*Source records*
-- Opening Marker --

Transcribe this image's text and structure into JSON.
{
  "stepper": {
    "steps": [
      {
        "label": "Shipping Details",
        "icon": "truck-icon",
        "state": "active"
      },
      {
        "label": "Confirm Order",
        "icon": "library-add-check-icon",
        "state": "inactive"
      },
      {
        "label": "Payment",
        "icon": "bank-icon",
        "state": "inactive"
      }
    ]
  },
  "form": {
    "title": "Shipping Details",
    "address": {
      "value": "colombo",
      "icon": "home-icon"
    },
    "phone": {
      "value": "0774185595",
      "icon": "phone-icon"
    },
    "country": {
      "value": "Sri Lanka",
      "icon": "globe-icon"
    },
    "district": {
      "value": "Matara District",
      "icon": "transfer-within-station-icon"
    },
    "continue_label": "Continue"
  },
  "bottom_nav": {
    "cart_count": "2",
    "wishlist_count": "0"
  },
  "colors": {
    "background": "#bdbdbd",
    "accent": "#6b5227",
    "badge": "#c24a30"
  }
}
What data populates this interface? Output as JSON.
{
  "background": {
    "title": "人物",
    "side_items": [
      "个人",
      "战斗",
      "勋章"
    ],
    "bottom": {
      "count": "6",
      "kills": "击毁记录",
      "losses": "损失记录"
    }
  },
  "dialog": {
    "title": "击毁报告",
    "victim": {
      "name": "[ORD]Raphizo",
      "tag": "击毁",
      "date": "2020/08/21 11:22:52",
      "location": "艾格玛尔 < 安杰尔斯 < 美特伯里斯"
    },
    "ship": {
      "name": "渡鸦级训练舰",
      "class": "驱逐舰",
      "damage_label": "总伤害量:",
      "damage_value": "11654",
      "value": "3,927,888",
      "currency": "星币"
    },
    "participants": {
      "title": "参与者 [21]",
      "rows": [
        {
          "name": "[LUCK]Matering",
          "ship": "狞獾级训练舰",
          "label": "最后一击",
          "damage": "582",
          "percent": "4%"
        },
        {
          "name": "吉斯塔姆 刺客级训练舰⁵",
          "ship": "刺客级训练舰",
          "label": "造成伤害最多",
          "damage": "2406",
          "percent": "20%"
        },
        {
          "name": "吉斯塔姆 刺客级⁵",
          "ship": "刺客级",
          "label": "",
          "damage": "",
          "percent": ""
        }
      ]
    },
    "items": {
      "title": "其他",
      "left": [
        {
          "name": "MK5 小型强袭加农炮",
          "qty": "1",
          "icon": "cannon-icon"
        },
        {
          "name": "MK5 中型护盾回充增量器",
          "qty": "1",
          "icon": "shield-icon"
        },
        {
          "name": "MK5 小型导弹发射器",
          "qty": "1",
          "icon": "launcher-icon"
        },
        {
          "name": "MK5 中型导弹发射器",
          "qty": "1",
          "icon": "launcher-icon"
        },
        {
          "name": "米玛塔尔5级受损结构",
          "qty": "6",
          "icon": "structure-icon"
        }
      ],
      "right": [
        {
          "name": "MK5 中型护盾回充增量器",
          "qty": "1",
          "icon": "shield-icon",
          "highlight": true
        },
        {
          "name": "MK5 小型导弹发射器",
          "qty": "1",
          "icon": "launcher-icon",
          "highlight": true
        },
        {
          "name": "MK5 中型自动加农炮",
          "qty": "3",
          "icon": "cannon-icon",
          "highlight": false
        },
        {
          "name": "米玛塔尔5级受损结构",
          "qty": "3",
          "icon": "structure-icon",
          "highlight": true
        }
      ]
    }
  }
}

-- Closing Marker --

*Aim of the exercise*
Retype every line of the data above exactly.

*Worked solution*
Transcribe this image's text and structure into JSON.
{
  "stepper": {
    "steps": [
      {
        "label": "Shipping Details",
        "icon": "truck-icon",
        "state": "active"
      },
      {
        "label": "Confirm Order",
        "icon": "library-add-check-icon",
        "state": "inactive"
      },
      {
        "label": "Payment",
        "icon": "bank-icon",
        "state": "inactive"
      }
    ]
  },
  "form": {
    "title": "Shipping Details",
    "address": {
      "value": "colombo",
      "icon": "home-icon"
    },
    "phone": {
      "value": "0774185595",
      "icon": "phone-icon"
    },
    "country": {
      "value": "Sri Lanka",
      "icon": "globe-icon"
    },
    "district": {
      "value": "Matara District",
      "icon": "transfer-within-station-icon"
    },
    "continue_label": "Continue"
  },
  "bottom_nav": {
    "cart_count": "2",
    "wishlist_count": "0"
  },
  "colors": {
    "background": "#bdbdbd",
    "accent": "#6b5227",
    "badge": "#c24a30"
  }
}
What data populates this interface? Output as JSON.
{
  "background": {
    "title": "人物",
    "side_items": [
      "个人",
      "战斗",
      "勋章"
    ],
    "bottom": {
      "count": "6",
      "kills": "击毁记录",
      "losses": "损失记录"
    }
  },
  "dialog": {
    "title": "击毁报告",
    "victim": {
      "name": "[ORD]Raphizo",
      "tag": "击毁",
      "date": "2020/08/21 11:22:52",
      "location": "艾格玛尔 < 安杰尔斯 < 美特伯里斯"
    },
    "ship": {
      "name": "渡鸦级训练舰",
      "class": "驱逐舰",
      "damage_label": "总伤害量:",
      "damage_value": "11654",
      "value": "3,927,888",
      "currency": "星币"
    },
    "participants": {
      "title": "参与者 [21]",
      "rows": [
        {
          "name": "[LUCK]Matering",
          "ship": "狞獾级训练舰",
          "label": "最后一击",
          "damage": "582",
          "percent": "4%"
        },
        {
          "name": "吉斯塔姆 刺客级训练舰⁵",
          "ship": "刺客级训练舰",
          "label": "造成伤害最多",
          "damage": "2406",
          "percent": "20%"
        },
        {
          "name": "吉斯塔姆 刺客级⁵",
          "ship": "刺客级",
          "label": "",
          "damage": "",
          "percent": ""
        }
      ]
    },
    "items": {
      "title": "其他",
      "left": [
        {
          "name": "MK5 小型强袭加农炮",
          "qty": "1",
          "icon": "cannon-icon"
        },
        {
          "name": "MK5 中型护盾回充增量器",
          "qty": "1",
          "icon": "shield-icon"
        },
        {
          "name": "MK5 小型导弹发射器",
          "qty": "1",
          "icon": "launcher-icon"
        },
        {
          "name": "MK5 中型导弹发射器",
          "qty": "1",
          "icon": "launcher-icon"
        },
        {
          "name": "米玛塔尔5级受损结构",
          "qty": "6",
          "icon": "structure-icon"
        }
      ],
      "right": [
        {
          "name": "MK5 中型护盾回充增量器",
          "qty": "1",
          "icon": "shield-icon",
          "highlight": true
        },
        {
          "name": "MK5 小型导弹发射器",
          "qty": "1",
          "icon": "launcher-icon",
          "highlight": true
        },
        {
          "name": "MK5 中型自动加农炮",
          "qty": "3",
          "icon": "cannon-icon",
          "highlight": false
        },
        {
          "name": "米玛塔尔5级受损结构",
          "qty": "3",
          "icon": "structure-icon",
          "highlight": true
        }
      ]
    }
  }
}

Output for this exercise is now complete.